How does it come to be a preoccupation of our local artists colony in Cos Cob during its heyday from 1890 to 1920? American Impressionist artist John H. Twachtman played a significant role in this movement. A sojourn in Paris in the 1880s exposed him to the influence of Japanese art in the paintings of both the French Impressionists and his own countryman, James McNeill Whistler.
Once back in the U.S., Twachtman, along with fellow artists Theodore Robinson and J. Alden Weir, attended exhibitions on Japanese art, bought Japanese prints and discussed their merits, and then incorporated elements of Japanese composition and technique into their own works. As Larkin points out in her aforementioned article, these artists borrowed features of Ukiyo-e, Japanese woodblock prints, from masters like Hokusai and Hiroshige, such as the prominent foreground element, detailed distance, horizontal bands and asymmetrical designs. Childe Hassam, another member of the art colony, was also influenced by Japanese woodblock prints and incorporated “Oriental props”—like the kimono-clad woman so prominent in his “Bowl of Goldfish” from 1912—in other paintings and prints he produced.
Japanese visitors as well as local residents were instrumental in expanding the artists’ understanding of Japan. The most important was Genjiro Yeto, who came to the U.S. in about 1891 and studied at the Art Students League from 1894 to 1899. He became a member of Twachtman’s Cos Cob summer class in 1896 and was a boarder at the Holley House for extended periods of time until 1901. There he became close friends of artist Elmer MacRae and his wife Constant Holley.
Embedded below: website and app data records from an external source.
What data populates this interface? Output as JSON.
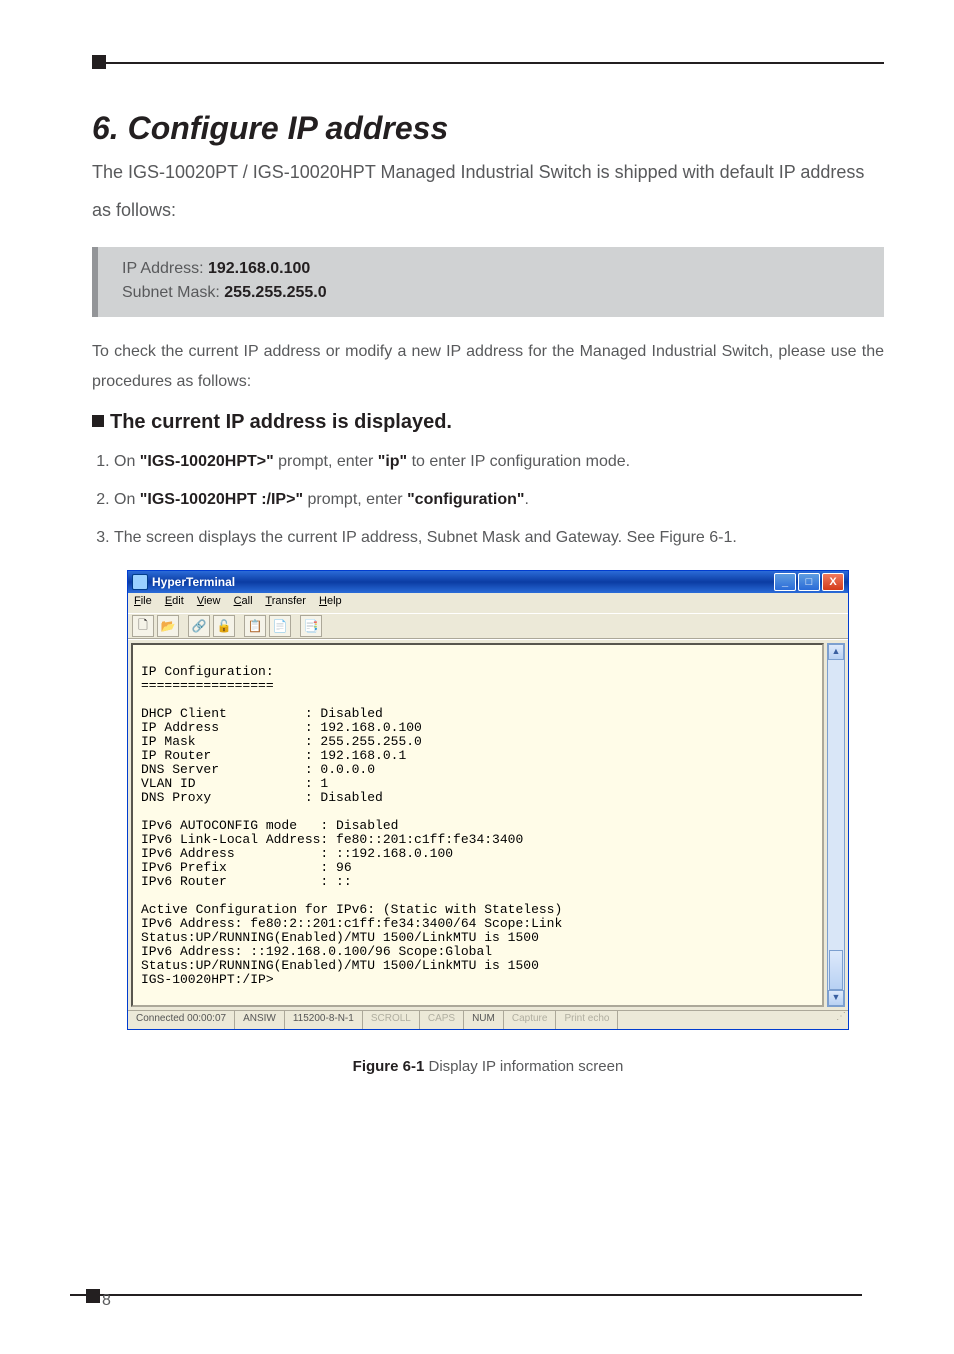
{
  "section": {
    "title": "6. Configure IP address",
    "intro": "The IGS-10020PT / IGS-10020HPT Managed Industrial Switch is shipped with default IP address as follows:"
  },
  "defaults": {
    "ip_label": "IP Address: ",
    "ip_value": "192.168.0.100",
    "mask_label": "Subnet Mask: ",
    "mask_value": "255.255.255.0"
  },
  "paragraph2": "To check the current IP address or modify a new IP address for the Managed Industrial Switch, please use the procedures as follows:",
  "subhead": "The current IP address is displayed.",
  "steps": {
    "s1_a": "On ",
    "s1_b": "\"IGS-10020HPT>\"",
    "s1_c": " prompt, enter ",
    "s1_d": "\"ip\"",
    "s1_e": " to enter IP configuration mode.",
    "s2_a": "On ",
    "s2_b": "\"IGS-10020HPT :/IP>\"",
    "s2_c": " prompt, enter ",
    "s2_d": "\"configuration\"",
    "s2_e": ".",
    "s3": "The screen displays the current IP address, Subnet Mask and Gateway. See Figure 6-1."
  },
  "hyperterminal": {
    "title": "HyperTerminal",
    "menu": {
      "file": "File",
      "edit": "Edit",
      "view": "View",
      "call": "Call",
      "transfer": "Transfer",
      "help": "Help"
    },
    "window_controls": {
      "min": "_",
      "max": "□",
      "close": "X"
    },
    "toolbar_icons": {
      "new": "🗋",
      "open": "📂",
      "connect": "🔗",
      "disconnect": "🔓",
      "send": "📋",
      "receive": "📄",
      "properties": "📑"
    },
    "terminal_text": "\nIP Configuration:\n=================\n\nDHCP Client          : Disabled\nIP Address           : 192.168.0.100\nIP Mask              : 255.255.255.0\nIP Router            : 192.168.0.1\nDNS Server           : 0.0.0.0\nVLAN ID              : 1\nDNS Proxy            : Disabled\n\nIPv6 AUTOCONFIG mode   : Disabled\nIPv6 Link-Local Address: fe80::201:c1ff:fe34:3400\nIPv6 Address           : ::192.168.0.100\nIPv6 Prefix            : 96\nIPv6 Router            : ::\n\nActive Configuration for IPv6: (Static with Stateless)\nIPv6 Address: fe80:2::201:c1ff:fe34:3400/64 Scope:Link\nStatus:UP/RUNNING(Enabled)/MTU 1500/LinkMTU is 1500\nIPv6 Address: ::192.168.0.100/96 Scope:Global\nStatus:UP/RUNNING(Enabled)/MTU 1500/LinkMTU is 1500\nIGS-10020HPT:/IP>",
    "status": {
      "connected": "Connected 00:00:07",
      "term": "ANSIW",
      "port": "115200-8-N-1",
      "scroll": "SCROLL",
      "caps": "CAPS",
      "num": "NUM",
      "capture": "Capture",
      "printecho": "Print echo"
    },
    "scroll_glyphs": {
      "up": "▲",
      "down": "▼"
    }
  },
  "figure": {
    "label": "Figure 6-1",
    "caption": "  Display IP information screen"
  },
  "page_number": "8"
}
Elmer incorporated woodcut prints, origami birds and flower arrangements in his art studio and spent hours watching Yeto at work. Constant was known to be a gardener and flower arranger, but she attributed her love of arranging flowers to a Japanese gentleman staying at her home. (Almost certainly this must be Yeto.) Two Japanese silk importers, Rioichiro Arai and Yasukata Murai, built adjacent homes on Glen Avon Road in Riverside in 1893 and joined the Riverside Yacht Club, both just across the Mianus River from the Holley House. The Arai women taught Constant Holley ikebana, the art of Japanese flower arrangement, and she, in turn, instructed other Greenwich women.
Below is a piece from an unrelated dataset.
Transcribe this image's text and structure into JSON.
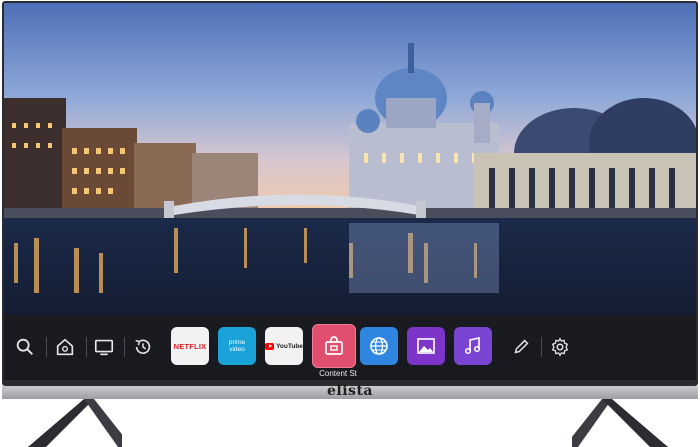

Mention has been made of the Japanese kimono, a piece of clothing much admired. Used as a dressing gown or lounging robe, it became a very popular element in the American wardrobe. Susan Larkin writes that Sears, Roebuck and Company sold ready-made kimonos in their catalogue. Fans and parasols also became fashionable. Paper lanterns often festooned the porch of Bush-Holley House, giving it an Oriental aura. Collectible items such as porcelain bowls and mugs and Japanese illustrated books were popular objects to have in one’s home. Japanism also spilled outside the house into gardens with footbridges, ponds, lanterns and gates. Twachtman built a wooden footbridge over Horseneck Brook, which ran through his property, and planted willow trees on the banks.
An Eye to the East shows the progression from the 1854 treaty through the international expositions into the 20th century and allows the visitor to appreciate the striking woodblock prints of Hiroshige and Hokusai that were collected by J. Alden Weir and other Cos Cob artists. The influence of these woodblock designers can also be seen in the paintings of Twachtman, Weir, Hassam, Kerr Eby, and Robert Lewis Reid. Genjiro Yeto’s influence is plainly visible in ink drawings, watercolors and book illustrations, some of which are recent donations by his granddaughter, Yukiko Tanaka, in his memory.